__What is expected__
Repeat back the listing below, word for word and in full.

########################################

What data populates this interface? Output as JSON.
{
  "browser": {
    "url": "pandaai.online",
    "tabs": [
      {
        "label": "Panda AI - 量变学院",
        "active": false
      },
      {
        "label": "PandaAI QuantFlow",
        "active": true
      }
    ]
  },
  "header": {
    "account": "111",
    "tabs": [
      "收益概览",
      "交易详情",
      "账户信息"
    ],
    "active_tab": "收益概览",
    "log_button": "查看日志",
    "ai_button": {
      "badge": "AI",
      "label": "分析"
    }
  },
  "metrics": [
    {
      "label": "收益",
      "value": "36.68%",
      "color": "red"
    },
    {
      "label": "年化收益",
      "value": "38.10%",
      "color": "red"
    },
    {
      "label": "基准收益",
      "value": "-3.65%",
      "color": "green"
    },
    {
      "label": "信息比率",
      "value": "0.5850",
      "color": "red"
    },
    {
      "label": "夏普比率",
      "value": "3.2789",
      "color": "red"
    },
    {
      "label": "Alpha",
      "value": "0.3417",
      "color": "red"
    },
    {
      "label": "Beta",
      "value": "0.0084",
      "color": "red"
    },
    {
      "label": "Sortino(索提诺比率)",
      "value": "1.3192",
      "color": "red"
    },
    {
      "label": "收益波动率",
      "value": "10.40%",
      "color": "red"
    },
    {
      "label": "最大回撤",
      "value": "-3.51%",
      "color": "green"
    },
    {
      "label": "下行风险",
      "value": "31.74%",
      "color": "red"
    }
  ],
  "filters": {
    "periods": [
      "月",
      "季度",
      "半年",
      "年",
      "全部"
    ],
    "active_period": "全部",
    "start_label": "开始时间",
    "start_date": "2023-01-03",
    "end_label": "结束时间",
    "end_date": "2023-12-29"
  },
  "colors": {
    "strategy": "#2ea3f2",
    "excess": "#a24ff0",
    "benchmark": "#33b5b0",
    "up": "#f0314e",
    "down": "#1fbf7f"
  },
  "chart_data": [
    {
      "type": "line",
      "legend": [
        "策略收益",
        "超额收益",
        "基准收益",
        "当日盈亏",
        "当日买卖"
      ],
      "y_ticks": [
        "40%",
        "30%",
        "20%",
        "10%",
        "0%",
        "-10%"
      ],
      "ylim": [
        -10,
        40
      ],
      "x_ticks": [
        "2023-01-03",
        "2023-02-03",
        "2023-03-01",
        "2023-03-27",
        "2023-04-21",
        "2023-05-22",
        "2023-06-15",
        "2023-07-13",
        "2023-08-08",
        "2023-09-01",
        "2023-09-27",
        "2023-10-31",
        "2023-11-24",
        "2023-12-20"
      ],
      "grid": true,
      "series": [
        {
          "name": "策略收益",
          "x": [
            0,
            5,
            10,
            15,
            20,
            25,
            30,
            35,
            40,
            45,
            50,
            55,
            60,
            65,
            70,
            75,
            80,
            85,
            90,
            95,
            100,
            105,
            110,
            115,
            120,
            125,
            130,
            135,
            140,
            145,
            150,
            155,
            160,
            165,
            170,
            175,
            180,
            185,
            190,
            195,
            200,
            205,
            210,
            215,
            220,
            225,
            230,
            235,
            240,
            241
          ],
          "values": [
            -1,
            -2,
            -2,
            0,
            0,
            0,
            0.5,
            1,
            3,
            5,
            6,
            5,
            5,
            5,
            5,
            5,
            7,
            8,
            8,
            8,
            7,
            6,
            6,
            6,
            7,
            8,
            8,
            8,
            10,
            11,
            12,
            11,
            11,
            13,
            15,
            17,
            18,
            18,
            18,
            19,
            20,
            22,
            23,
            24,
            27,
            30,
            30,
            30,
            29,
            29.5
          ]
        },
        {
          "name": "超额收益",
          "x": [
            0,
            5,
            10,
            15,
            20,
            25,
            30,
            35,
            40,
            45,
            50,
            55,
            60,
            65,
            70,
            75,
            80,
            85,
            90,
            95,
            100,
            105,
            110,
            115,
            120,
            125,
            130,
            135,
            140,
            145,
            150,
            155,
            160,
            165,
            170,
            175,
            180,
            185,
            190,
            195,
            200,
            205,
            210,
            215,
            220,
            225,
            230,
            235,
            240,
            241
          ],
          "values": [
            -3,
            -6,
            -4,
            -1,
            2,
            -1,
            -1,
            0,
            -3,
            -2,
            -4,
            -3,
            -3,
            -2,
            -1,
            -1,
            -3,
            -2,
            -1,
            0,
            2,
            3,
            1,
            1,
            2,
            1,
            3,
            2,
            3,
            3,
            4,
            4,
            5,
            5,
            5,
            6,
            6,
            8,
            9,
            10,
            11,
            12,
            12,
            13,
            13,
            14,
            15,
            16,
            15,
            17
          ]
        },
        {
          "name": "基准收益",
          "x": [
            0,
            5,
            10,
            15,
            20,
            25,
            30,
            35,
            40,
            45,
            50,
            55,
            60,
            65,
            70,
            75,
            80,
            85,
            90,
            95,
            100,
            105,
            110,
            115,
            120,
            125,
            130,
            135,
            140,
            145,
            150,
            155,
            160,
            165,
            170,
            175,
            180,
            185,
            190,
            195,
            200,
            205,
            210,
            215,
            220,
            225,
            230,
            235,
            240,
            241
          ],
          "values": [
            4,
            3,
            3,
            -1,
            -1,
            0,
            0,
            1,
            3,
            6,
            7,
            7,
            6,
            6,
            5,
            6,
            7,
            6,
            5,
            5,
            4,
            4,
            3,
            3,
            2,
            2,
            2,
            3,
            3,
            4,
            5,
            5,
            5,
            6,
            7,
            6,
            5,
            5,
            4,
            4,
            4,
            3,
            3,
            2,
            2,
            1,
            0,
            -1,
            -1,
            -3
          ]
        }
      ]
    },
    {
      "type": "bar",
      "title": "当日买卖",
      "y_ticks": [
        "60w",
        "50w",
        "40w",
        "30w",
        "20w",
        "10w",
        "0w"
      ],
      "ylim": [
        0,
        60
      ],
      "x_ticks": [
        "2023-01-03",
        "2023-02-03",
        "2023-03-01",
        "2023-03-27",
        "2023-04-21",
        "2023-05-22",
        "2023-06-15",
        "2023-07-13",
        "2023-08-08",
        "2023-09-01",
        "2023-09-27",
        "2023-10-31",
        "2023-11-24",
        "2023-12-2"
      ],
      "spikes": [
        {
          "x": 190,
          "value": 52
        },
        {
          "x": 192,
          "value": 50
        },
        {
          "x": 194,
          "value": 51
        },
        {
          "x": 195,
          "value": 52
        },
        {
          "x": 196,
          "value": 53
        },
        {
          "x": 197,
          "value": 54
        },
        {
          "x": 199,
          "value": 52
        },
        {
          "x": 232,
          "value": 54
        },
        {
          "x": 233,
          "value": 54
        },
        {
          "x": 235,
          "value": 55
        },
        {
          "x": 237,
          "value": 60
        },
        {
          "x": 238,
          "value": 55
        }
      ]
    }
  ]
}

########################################

__Exercise result__
What data populates this interface? Output as JSON.
{
  "browser": {
    "url": "pandaai.online",
    "tabs": [
      {
        "label": "Panda AI - 量变学院",
        "active": false
      },
      {
        "label": "PandaAI QuantFlow",
        "active": true
      }
    ]
  },
  "header": {
    "account": "111",
    "tabs": [
      "收益概览",
      "交易详情",
      "账户信息"
    ],
    "active_tab": "收益概览",
    "log_button": "查看日志",
    "ai_button": {
      "badge": "AI",
      "label": "分析"
    }
  },
  "metrics": [
    {
      "label": "收益",
      "value": "36.68%",
      "color": "red"
    },
    {
      "label": "年化收益",
      "value": "38.10%",
      "color": "red"
    },
    {
      "label": "基准收益",
      "value": "-3.65%",
      "color": "green"
    },
    {
      "label": "信息比率",
      "value": "0.5850",
      "color": "red"
    },
    {
      "label": "夏普比率",
      "value": "3.2789",
      "color": "red"
    },
    {
      "label": "Alpha",
      "value": "0.3417",
      "color": "red"
    },
    {
      "label": "Beta",
      "value": "0.0084",
      "color": "red"
    },
    {
      "label": "Sortino(索提诺比率)",
      "value": "1.3192",
      "color": "red"
    },
    {
      "label": "收益波动率",
      "value": "10.40%",
      "color": "red"
    },
    {
      "label": "最大回撤",
      "value": "-3.51%",
      "color": "green"
    },
    {
      "label": "下行风险",
      "value": "31.74%",
      "color": "red"
    }
  ],
  "filters": {
    "periods": [
      "月",
      "季度",
      "半年",
      "年",
      "全部"
    ],
    "active_period": "全部",
    "start_label": "开始时间",
    "start_date": "2023-01-03",
    "end_label": "结束时间",
    "end_date": "2023-12-29"
  },
  "colors": {
    "strategy": "#2ea3f2",
    "excess": "#a24ff0",
    "benchmark": "#33b5b0",
    "up": "#f0314e",
    "down": "#1fbf7f"
  },
  "chart_data": [
    {
      "type": "line",
      "legend": [
        "策略收益",
        "超额收益",
        "基准收益",
        "当日盈亏",
        "当日买卖"
      ],
      "y_ticks": [
        "40%",
        "30%",
        "20%",
        "10%",
        "0%",
        "-10%"
      ],
      "ylim": [
        -10,
        40
      ],
      "x_ticks": [
        "2023-01-03",
        "2023-02-03",
        "2023-03-01",
        "2023-03-27",
        "2023-04-21",
        "2023-05-22",
        "2023-06-15",
        "2023-07-13",
        "2023-08-08",
        "2023-09-01",
        "2023-09-27",
        "2023-10-31",
        "2023-11-24",
        "2023-12-20"
      ],
      "grid": true,
      "series": [
        {
          "name": "策略收益",
          "x": [
            0,
            5,
            10,
            15,
            20,
            25,
            30,
            35,
            40,
            45,
            50,
            55,
            60,
            65,
            70,
            75,
            80,
            85,
            90,
            95,
            100,
            105,
            110,
            115,
            120,
            125,
            130,
            135,
            140,
            145,
            150,
            155,
            160,
            165,
            170,
            175,
            180,
            185,
            190,
            195,
            200,
            205,
            210,
            215,
            220,
            225,
            230,
            235,
            240,
            241
          ],
          "values": [
            -1,
            -2,
            -2,
            0,
            0,
            0,
            0.5,
            1,
            3,
            5,
            6,
            5,
            5,
            5,
            5,
            5,
            7,
            8,
            8,
            8,
            7,
            6,
            6,
            6,
            7,
            8,
            8,
            8,
            10,
            11,
            12,
            11,
            11,
            13,
            15,
            17,
            18,
            18,
            18,
            19,
            20,
            22,
            23,
            24,
            27,
            30,
            30,
            30,
            29,
            29.5
          ]
        },
        {
          "name": "超额收益",
          "x": [
            0,
            5,
            10,
            15,
            20,
            25,
            30,
            35,
            40,
            45,
            50,
            55,
            60,
            65,
            70,
            75,
            80,
            85,
            90,
            95,
            100,
            105,
            110,
            115,
            120,
            125,
            130,
            135,
            140,
            145,
            150,
            155,
            160,
            165,
            170,
            175,
            180,
            185,
            190,
            195,
            200,
            205,
            210,
            215,
            220,
            225,
            230,
            235,
            240,
            241
          ],
          "values": [
            -3,
            -6,
            -4,
            -1,
            2,
            -1,
            -1,
            0,
            -3,
            -2,
            -4,
            -3,
            -3,
            -2,
            -1,
            -1,
            -3,
            -2,
            -1,
            0,
            2,
            3,
            1,
            1,
            2,
            1,
            3,
            2,
            3,
            3,
            4,
            4,
            5,
            5,
            5,
            6,
            6,
            8,
            9,
            10,
            11,
            12,
            12,
            13,
            13,
            14,
            15,
            16,
            15,
            17
          ]
        },
        {
          "name": "基准收益",
          "x": [
            0,
            5,
            10,
            15,
            20,
            25,
            30,
            35,
            40,
            45,
            50,
            55,
            60,
            65,
            70,
            75,
            80,
            85,
            90,
            95,
            100,
            105,
            110,
            115,
            120,
            125,
            130,
            135,
            140,
            145,
            150,
            155,
            160,
            165,
            170,
            175,
            180,
            185,
            190,
            195,
            200,
            205,
            210,
            215,
            220,
            225,
            230,
            235,
            240,
            241
          ],
          "values": [
            4,
            3,
            3,
            -1,
            -1,
            0,
            0,
            1,
            3,
            6,
            7,
            7,
            6,
            6,
            5,
            6,
            7,
            6,
            5,
            5,
            4,
            4,
            3,
            3,
            2,
            2,
            2,
            3,
            3,
            4,
            5,
            5,
            5,
            6,
            7,
            6,
            5,
            5,
            4,
            4,
            4,
            3,
            3,
            2,
            2,
            1,
            0,
            -1,
            -1,
            -3
          ]
        }
      ]
    },
    {
      "type": "bar",
      "title": "当日买卖",
      "y_ticks": [
        "60w",
        "50w",
        "40w",
        "30w",
        "20w",
        "10w",
        "0w"
      ],
      "ylim": [
        0,
        60
      ],
      "x_ticks": [
        "2023-01-03",
        "2023-02-03",
        "2023-03-01",
        "2023-03-27",
        "2023-04-21",
        "2023-05-22",
        "2023-06-15",
        "2023-07-13",
        "2023-08-08",
        "2023-09-01",
        "2023-09-27",
        "2023-10-31",
        "2023-11-24",
        "2023-12-2"
      ],
      "spikes": [
        {
          "x": 190,
          "value": 52
        },
        {
          "x": 192,
          "value": 50
        },
        {
          "x": 194,
          "value": 51
        },
        {
          "x": 195,
          "value": 52
        },
        {
          "x": 196,
          "value": 53
        },
        {
          "x": 197,
          "value": 54
        },
        {
          "x": 199,
          "value": 52
        },
        {
          "x": 232,
          "value": 54
        },
        {
          "x": 233,
          "value": 54
        },
        {
          "x": 235,
          "value": 55
        },
        {
          "x": 237,
          "value": 60
        },
        {
          "x": 238,
          "value": 55
        }
      ]
    }
  ]
}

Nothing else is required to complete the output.